Welcome to Following the Whispers blog
Thank you so much for taking the time to visit. Hope you enjoy your stay. I blog here whenever I feel the need. This blog was created at the time my memoir came out, in February, 2009. Its motto was: creating a life of inner peace and self-acceptance from the depths of despair. Now, my focus is sharing this journey we call life.
“Only one thing is more frightening than speaking your truth, and that is not speaking it.” Naomi Wolf
“We are called human beings, not human doings.” Wes Nisker, Buddhist teacher
“It is not the critic who counts; not the man who points out how the strong man stumbles, or where the doer of deeds could have done them better. The credit belongs to the man who is actually in the arena, whose face is marred by dust and sweat and blood; who strives valiantly; who errs…(And) if he fails, at least fails while daring greatly.” Theodore Roosevelt

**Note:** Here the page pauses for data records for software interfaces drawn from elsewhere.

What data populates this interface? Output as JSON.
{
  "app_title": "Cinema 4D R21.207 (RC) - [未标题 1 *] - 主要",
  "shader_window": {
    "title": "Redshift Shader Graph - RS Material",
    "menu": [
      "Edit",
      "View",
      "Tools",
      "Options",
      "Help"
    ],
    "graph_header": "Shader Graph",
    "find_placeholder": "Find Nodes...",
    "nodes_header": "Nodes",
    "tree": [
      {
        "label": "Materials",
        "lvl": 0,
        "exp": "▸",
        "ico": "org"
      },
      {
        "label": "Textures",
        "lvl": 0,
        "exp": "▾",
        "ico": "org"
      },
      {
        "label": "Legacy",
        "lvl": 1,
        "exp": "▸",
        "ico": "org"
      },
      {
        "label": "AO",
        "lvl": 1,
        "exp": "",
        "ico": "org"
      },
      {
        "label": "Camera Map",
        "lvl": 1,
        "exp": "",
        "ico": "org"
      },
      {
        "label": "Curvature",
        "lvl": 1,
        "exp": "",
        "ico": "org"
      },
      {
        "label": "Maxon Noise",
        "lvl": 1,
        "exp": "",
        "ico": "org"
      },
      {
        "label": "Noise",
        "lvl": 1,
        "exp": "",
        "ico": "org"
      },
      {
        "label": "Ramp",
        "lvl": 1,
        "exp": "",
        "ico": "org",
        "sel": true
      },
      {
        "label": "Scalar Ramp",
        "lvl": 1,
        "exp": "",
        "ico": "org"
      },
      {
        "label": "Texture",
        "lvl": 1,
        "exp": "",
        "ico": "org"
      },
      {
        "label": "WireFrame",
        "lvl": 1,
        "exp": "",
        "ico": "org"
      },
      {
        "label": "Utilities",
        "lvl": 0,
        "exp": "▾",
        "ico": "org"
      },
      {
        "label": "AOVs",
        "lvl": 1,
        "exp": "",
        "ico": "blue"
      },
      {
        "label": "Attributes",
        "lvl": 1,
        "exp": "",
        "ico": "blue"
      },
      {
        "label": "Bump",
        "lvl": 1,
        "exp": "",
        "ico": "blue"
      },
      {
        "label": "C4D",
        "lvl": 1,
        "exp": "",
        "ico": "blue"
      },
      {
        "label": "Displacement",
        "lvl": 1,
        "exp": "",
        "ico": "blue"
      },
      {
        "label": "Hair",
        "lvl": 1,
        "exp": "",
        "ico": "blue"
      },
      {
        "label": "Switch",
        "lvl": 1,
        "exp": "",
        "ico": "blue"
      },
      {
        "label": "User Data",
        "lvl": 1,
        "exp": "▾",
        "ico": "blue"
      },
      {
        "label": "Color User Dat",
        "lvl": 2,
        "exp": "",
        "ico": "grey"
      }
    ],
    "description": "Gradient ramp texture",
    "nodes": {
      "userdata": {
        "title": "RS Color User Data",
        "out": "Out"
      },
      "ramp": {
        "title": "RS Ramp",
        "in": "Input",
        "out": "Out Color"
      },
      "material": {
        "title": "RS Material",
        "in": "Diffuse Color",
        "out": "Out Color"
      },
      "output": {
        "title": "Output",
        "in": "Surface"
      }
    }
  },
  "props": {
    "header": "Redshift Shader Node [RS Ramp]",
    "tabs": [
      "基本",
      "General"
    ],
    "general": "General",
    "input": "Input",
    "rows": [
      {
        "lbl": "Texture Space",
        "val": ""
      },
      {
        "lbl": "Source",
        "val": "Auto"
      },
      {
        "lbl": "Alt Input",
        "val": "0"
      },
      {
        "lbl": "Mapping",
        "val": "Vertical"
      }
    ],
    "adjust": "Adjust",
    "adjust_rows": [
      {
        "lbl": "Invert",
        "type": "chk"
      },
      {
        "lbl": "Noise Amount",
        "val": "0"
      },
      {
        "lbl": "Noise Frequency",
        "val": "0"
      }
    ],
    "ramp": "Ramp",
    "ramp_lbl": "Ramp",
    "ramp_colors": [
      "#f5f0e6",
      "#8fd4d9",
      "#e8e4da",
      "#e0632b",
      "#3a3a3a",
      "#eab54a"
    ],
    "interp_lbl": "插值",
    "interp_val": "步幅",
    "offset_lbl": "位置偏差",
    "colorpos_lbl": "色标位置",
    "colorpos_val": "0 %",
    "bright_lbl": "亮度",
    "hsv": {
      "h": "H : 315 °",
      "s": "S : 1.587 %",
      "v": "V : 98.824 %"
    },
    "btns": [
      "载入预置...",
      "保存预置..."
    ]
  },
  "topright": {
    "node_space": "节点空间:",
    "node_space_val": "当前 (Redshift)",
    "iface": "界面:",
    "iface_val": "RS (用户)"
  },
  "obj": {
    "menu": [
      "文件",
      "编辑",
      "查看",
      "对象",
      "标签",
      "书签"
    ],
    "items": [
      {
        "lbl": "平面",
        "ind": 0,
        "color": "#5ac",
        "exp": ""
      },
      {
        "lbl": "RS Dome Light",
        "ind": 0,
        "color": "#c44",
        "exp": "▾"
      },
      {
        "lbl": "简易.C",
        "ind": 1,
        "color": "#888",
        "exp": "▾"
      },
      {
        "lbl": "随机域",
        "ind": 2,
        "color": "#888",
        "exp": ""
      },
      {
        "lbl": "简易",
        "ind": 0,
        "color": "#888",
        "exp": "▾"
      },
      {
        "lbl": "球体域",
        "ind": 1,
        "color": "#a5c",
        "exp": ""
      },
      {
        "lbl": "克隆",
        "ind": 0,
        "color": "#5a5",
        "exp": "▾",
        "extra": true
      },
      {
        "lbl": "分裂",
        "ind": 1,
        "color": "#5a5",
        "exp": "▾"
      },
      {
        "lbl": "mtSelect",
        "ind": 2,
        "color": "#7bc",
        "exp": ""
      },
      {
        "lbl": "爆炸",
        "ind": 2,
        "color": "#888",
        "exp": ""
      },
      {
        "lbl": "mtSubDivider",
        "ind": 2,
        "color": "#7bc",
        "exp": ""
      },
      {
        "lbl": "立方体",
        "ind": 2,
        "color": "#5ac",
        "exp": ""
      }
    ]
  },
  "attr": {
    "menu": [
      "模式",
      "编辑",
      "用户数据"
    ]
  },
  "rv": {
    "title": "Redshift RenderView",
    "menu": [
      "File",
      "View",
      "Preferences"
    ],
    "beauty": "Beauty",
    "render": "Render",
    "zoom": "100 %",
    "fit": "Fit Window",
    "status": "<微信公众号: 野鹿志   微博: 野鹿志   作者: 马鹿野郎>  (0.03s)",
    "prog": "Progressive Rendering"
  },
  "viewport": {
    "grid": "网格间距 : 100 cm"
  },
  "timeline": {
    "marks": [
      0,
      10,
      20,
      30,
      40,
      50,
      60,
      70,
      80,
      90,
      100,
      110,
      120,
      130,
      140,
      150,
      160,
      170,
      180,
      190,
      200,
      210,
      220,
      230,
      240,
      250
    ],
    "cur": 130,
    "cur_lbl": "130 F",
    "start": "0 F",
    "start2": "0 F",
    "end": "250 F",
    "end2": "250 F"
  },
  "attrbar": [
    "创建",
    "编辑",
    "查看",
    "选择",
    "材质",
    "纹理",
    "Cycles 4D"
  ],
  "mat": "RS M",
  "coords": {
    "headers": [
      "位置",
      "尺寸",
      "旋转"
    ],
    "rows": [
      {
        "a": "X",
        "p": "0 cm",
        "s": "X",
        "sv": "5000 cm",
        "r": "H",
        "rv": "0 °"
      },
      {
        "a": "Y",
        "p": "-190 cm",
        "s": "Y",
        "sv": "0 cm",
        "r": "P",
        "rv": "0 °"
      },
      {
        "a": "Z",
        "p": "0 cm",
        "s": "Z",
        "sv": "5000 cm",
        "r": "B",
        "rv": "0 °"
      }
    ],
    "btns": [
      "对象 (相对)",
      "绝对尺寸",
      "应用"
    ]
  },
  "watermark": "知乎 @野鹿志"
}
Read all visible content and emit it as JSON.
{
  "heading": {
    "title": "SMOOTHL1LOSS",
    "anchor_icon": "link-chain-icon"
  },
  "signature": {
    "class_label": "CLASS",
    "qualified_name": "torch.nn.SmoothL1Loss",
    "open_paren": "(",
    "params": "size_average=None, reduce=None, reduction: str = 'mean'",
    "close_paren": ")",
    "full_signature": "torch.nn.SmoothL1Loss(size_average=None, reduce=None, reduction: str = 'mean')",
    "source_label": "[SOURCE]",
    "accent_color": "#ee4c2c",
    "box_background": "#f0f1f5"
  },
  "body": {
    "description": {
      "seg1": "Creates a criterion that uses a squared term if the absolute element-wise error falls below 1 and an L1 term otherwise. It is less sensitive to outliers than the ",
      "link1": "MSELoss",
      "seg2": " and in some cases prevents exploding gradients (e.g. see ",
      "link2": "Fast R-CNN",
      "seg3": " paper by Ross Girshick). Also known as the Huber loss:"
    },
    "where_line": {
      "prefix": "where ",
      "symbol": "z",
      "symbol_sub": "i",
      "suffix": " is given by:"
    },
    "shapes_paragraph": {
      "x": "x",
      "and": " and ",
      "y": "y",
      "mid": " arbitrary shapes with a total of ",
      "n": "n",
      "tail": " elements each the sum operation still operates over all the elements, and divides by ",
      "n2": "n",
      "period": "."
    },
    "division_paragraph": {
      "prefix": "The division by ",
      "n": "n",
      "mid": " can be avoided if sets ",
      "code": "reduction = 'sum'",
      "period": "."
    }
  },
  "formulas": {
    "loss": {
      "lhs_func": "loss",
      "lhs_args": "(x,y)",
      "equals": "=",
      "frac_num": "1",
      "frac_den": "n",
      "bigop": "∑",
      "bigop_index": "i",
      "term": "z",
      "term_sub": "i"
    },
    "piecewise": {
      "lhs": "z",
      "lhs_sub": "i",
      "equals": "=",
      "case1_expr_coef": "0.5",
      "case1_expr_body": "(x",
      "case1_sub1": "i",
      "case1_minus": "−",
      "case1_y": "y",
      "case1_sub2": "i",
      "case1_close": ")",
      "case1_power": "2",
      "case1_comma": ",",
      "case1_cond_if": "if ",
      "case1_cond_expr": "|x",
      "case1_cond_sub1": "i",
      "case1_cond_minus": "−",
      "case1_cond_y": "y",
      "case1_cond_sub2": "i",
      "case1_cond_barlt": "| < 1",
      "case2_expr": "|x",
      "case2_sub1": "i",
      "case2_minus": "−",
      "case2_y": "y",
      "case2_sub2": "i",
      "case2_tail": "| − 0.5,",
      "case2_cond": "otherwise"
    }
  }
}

Sunday, February 12, 2017
a thought about aging...
One thing keeps happening over and over again that reminds me in a most bizarre way that I'm old.
Notice I said old--not older. Last night hubby and I went to a concert at Popejoy Hall, the theater on our university campus. We have season tickets to the Broadway ovation series, so I'm used to seeing "older" adults at those performances. But last night we went to see The Australian Bee Gees -- a group out of Las Vegas doing a tribute to the Bee Gees. When we arrived at our seats, I turned to watch the throngs enter. "What the heck are these folks on walkers and in wheelchairs and with canes doing at a Bee Gees concert?" I said to hubs. "Will they even know these songs?"
That's the kicker right there. Of course they came to hear those songs because those are their songs, just as they are mine. They're my age, or close to it. Those of us who came of age in the sixties and seventies when rock n' roll was the soundtrack of the Viet Nam war, the Civil Rights Movement, the Women's movement.
What is it about aging that allows us to forget how old we are until we are jolted into a reminder like I had last night. But once the music started, did I care? Did it stop me from getting out into the aisle and dancing as if I were twenty again? It did not.
So somebody please explain how this happens? How what we feel on the inside can be so different from what everyone sees on the outside. It's weird to see old people with white hair rocking out to the music, but I wouldn't trade weird for anything. I'll take it, "Stayin' Alive."